On the other hand, the winter in BC has being very difficult and isn't cooperating in the making of snowboard photos. I find that to be frustrating. C'est la vie. Life moves on. Mine continues to be very, very interesting and unusual. As I shoot more and more in my neighbourhood, I am starting to really "see". Themes start to become obvious and I spend more time developing the ones that speak loudest to me. This is a long process and It's very interesting. The best part about it is that as you live longer, the things you see change. How you see changes. What is important to you personally and photographically change. This means I'm often dismissive of some of my past work as I move past it, and also some things from my past that didn't resonate with me immediately grow on me over time. My work evolves even after it's in the can.

As my snowboard photography suffers in a bad season, I become a better photographer.

Here are a couple shots from this week.

s canoe

dog run

casino bird

Deep Winter 2009

So tonight is the Deep Winter contest in Whistler. For the last three days, 6 photographers have been shooting their asses off in terrible conditions with the aim of putting together an award winning slideshow tonight. I've done this contest for the last two years and it is easily one of the most exhausting photographic experiences I've ever endured. Considering the conditions, I'm more than glad to not be doing it again this season, but I am very much looking forward to seeing the results. And this year I will sit on the panel of judges.

I think that judging photography is stupid. I said "no" to the request half a dozen times before finally being convinced to participate. In the end, someone will win, but I know that just the experience of shooting for those three days and making a slideshow to present on the night of the fourth provides a huge sense of accomplishment to the contestants.

Here is a link to my show from last year and a couple shots from the contest. Good luck to all this years contestants.



I'm having a really hard time transitioning from the warm water and beaches of Maui to the grey cold of Vancouver. It's that time of year that is always really challenging, too early to snowboard, but already cold and wet. Roatan is sounding better all the time. Reef Gliders is moving and I can't wait to check out the new shop. I miss my friends down there and the fun times. Shooting diving photos underwater again in Maui has got me all amped on that again. It's a shame that it is so bloody expensive to get into and a tough place to sell photos. I figure it will take about another season before I have some really good underwater stuff. Not that I'm not happy with some of the things that I get down there, but I'm not as consistent as I am shooting people, or snow or whatever.

Ok, time to write a chapter for the book.


Fishies and deep breaths.

A year ago today, I left Roatan after living there for 3 and a half months. I expected to be back there around June, but life is always interesting and you never know what is around the next corner, so instead it has now been a year since I've seen some of my friends down there.

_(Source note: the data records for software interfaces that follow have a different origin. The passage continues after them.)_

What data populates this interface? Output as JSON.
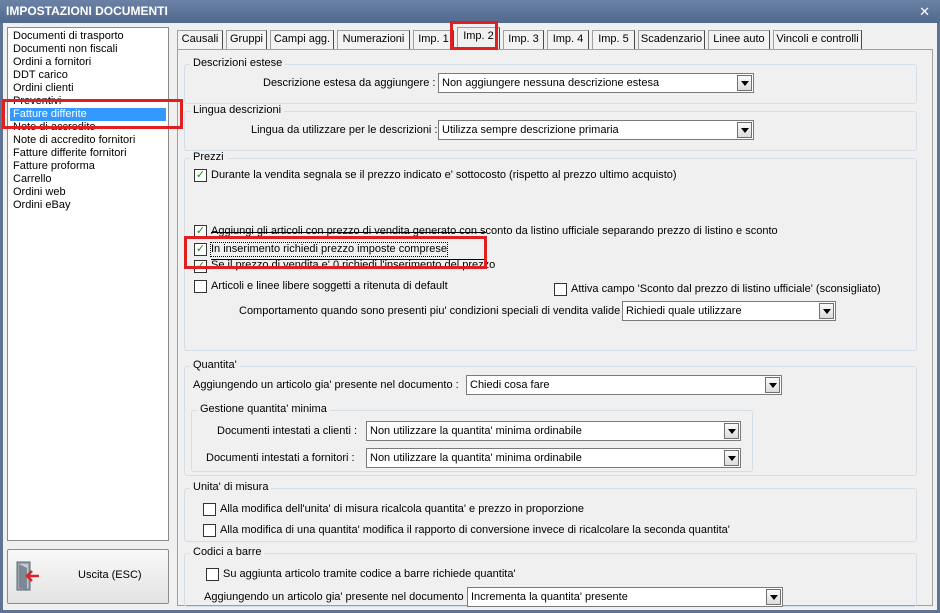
{
  "window": {
    "title": "IMPOSTAZIONI DOCUMENTI",
    "close_glyph": "✕"
  },
  "doc_types": [
    "Documenti di trasporto",
    "Documenti non fiscali",
    "Ordini a fornitori",
    "DDT carico",
    "Ordini clienti",
    "Preventivi",
    "Fatture differite",
    "Note di accredito",
    "Note di accredito fornitori",
    "Fatture differite fornitori",
    "Fatture proforma",
    "Carrello",
    "Ordini web",
    "Ordini eBay"
  ],
  "selected_doc_type": "Fatture differite",
  "exit_button": {
    "label": "Uscita (ESC)",
    "icon": "exit-door-icon"
  },
  "tabs": [
    "Causali",
    "Gruppi",
    "Campi agg.",
    "Numerazioni",
    "Imp. 1",
    "Imp. 2",
    "Imp. 3",
    "Imp. 4",
    "Imp. 5",
    "Scadenzario",
    "Linee auto",
    "Vincoli e controlli"
  ],
  "active_tab": "Imp. 2",
  "descrizioni_estese": {
    "title": "Descrizioni estese",
    "label": "Descrizione estesa da aggiungere :",
    "value": "Non aggiungere nessuna descrizione estesa"
  },
  "lingua_descrizioni": {
    "title": "Lingua descrizioni",
    "label": "Lingua da utilizzare per le descrizioni :",
    "value": "Utilizza sempre descrizione primaria"
  },
  "prezzi": {
    "title": "Prezzi",
    "sottocosto": {
      "label": "Durante la vendita segnala se il prezzo indicato e' sottocosto (rispetto al prezzo ultimo acquisto)",
      "checked": true
    },
    "separa_sconto": {
      "label": "Aggiungi gli articoli con prezzo di vendita generato con sconto da listino ufficiale separando prezzo di listino e sconto",
      "checked": true
    },
    "prezzo_imposte": {
      "label": "In inserimento richiedi prezzo imposte comprese",
      "checked": true
    },
    "prezzo_zero": {
      "label": "Se il prezzo di vendita e' 0 richiedi l'inserimento del prezzo",
      "checked": true
    },
    "ritenuta": {
      "label": "Articoli e linee libere soggetti a ritenuta di default",
      "checked": false
    },
    "sconto_listino": {
      "label": "Attiva campo 'Sconto dal prezzo di listino ufficiale' (sconsigliato)",
      "checked": false
    },
    "condizioni_label": "Comportamento quando sono presenti piu' condizioni speciali di vendita valide :",
    "condizioni_value": "Richiedi quale utilizzare"
  },
  "quantita": {
    "title": "Quantita'",
    "label": "Aggiungendo un articolo gia' presente nel documento :",
    "value": "Chiedi cosa fare",
    "minima": {
      "title": "Gestione quantita' minima",
      "clienti_label": "Documenti intestati a clienti :",
      "clienti_value": "Non utilizzare la quantita' minima ordinabile",
      "fornitori_label": "Documenti intestati a fornitori :",
      "fornitori_value": "Non utilizzare la quantita' minima ordinabile"
    }
  },
  "unita_misura": {
    "title": "Unita' di misura",
    "ricalcola": {
      "label": "Alla modifica dell'unita' di misura ricalcola quantita' e prezzo in proporzione",
      "checked": false
    },
    "rapporto": {
      "label": "Alla modifica di una quantita' modifica il rapporto di conversione invece di ricalcolare la seconda quantita'",
      "checked": false
    }
  },
  "codici_barre": {
    "title": "Codici a barre",
    "richiedi_qta": {
      "label": "Su aggiunta articolo tramite codice a barre richiede quantita'",
      "checked": false
    },
    "label": "Aggiungendo un articolo gia' presente nel documento :",
    "value": "Incrementa la quantita' presente"
  },
  "colors": {
    "highlight": "#e02020",
    "selection": "#3399ff",
    "titlebar": "#5f7394",
    "check": "#1e8a1e"
  }
}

I've booked a flight back for Christmas, which makes me extremely happy, but I miss the place. No Roatan has also meant, no diving, which I miss terribly. People have asked me what the appeal is lately and my response is this; scuba diving is everything that snowboarding isn't. It's warm (at least where I like to do it), it's no impact, it's quiet and calm (which snowboarding actually can be too, but not sledding or crowded mountains, etc.).

Diving to me is like a forced meditation. You slow down your breathing, clear your mind, and look at pretty fishes. It calms me.

So in the year since I've been home, a lot has happened. I've made big strides professionally, and am very proud of the work I'm doing these days. Between that, the new apartment, and impending wedding, life has kept me very, very busy. I feel fortunate, considering the state of the global economy and how tough it is out there to make it as a photographer, to still be getting work, selling pictures, and interesting new clients.

Now if I can just figure out how to do it all of that from the beach...

This is a typical view off the wall in Roatan. No sharks or seahorses or barracuda, just a squirrel fish and lots of coral. Aaaah.